Piotr Trzaskalski is a film and television director who creates programmes about art, music videos, and documentary films. He was born in 1964 in Łódź.
He graduated from the Faculty of Cultural Anthropology at the University of Łódź and from the Film and Television Directing at the Leon Schiller National Higher School of Film, Television and Theatre in Łódź. He received a scholarship from the Northern School of Film and Television of Leeds Metropolitan University in Great Britain. Since 1992, he has been working independently, mainly for television: he has authored and co-authored programmes about art, music videos, and documentaries (such as Roman Kramsztyk – powrót / Roman Kramsztyk – The Return, Katalog / The Catalogue, Candid Camera zapis cenzurowany / Candid Camera Censored Record, Inny teatr / Another Theatre, Malowanki Franka Firanki / Franek Firanka’s Colourings).
He created eight Television Theatre shows, including plays for children: Walizka / The Suitcase (1998) and Dalej niż na wakacje / Further than on Vacation (2000), based on Anna Onichimowska’s books, as well as The Life of Lazarillo de Tormes by an unknown author (1999) and Henrik Ibsen’s An Enemy of the People (2009).
His debut full-length film was Edi, a fully independent production, which brought him numerous awards (e.g. Polityka’s Passport, Special Jury Prize and Critics’ Award at the Gdynia Film Festival, as well as Grand Prix at the Warsaw Film Festival), and also filled movie theatres in Poland. The dramatic, but at the same time tender and fairy-tale like story about two scrapyard workers, Edi (played by the old star of children’s cinema, Henryk Gołębiewski) and Jureczek (Jacek Braciak), won over even the most cynical reviewers:

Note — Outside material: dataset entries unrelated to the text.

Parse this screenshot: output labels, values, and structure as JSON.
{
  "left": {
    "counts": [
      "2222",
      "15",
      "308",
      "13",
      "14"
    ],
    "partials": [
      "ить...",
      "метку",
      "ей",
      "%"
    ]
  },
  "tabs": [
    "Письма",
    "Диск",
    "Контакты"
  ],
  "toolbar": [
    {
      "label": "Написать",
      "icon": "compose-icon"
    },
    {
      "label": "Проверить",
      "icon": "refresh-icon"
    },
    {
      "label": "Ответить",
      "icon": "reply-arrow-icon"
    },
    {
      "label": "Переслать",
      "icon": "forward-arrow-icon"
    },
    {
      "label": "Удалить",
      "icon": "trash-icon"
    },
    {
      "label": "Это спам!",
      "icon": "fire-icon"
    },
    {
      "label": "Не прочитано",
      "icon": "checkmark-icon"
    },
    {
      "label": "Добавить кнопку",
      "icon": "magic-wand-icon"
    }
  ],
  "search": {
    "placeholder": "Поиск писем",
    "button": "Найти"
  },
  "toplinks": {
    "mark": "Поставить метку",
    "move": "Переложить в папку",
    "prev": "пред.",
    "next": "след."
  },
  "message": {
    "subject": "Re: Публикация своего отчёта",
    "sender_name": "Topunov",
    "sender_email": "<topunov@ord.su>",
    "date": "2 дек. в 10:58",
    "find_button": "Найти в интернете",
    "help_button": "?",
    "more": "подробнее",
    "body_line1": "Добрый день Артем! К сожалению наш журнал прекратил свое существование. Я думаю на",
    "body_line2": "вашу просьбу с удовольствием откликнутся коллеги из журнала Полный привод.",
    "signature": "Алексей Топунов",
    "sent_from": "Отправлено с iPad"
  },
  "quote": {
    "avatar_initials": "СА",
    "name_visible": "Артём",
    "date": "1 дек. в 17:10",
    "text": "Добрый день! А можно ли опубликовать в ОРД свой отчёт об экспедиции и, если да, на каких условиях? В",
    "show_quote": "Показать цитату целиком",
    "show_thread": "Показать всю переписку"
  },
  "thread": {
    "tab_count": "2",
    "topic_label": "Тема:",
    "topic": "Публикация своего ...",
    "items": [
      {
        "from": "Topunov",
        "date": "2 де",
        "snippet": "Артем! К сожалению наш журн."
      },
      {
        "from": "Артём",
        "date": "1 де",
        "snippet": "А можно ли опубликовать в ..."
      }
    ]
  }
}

This fairy-tale like film moved the spectators and critics alike, even those who don’t tend to cry, or do so only for a spiteful satisfaction that somebody failed again.
– wrote Michał Burszta on Filmweb.
The win goes to a beautiful, touching, and very simple film about values that we should hold on to and about a man who remains faithful to those values in spite of his tough life situation.
In 2005, Trzaskalski returned to feature films with the picture The Master, a journey across small towns in the company of a Russian circus master (Konstantin Lavronenko), which was, however, received less enthusiastically than his début. In 2012, Trzaskalski directed My Father’s Bike, a low-key comedy-drama about three generations of contemporary men, starring Michał Urbaniak, Artur Żmijewski, and Krzysztof Chodorowski in the main roles. The screenplay for this film, which he co-wrote with Wojciech Lepianka, was awarded at the Gdynia Film Festival.
Trzaskalski has been a member of the European Film Academy since 2004. He says:
There are two kinds of cinema: one which searches for spirit and one which has honed the art of blather.
When describing his creative work, he adds:
When writing, making films, painting, people are able to enter a state when they absent themselves […] My [cinema] keeps you sleepless. Sometimes it is worth being underslept.
Gazeta Wyborcza, 20.11.2012
Ed. NMR, May 2016, transl. AM, July 2016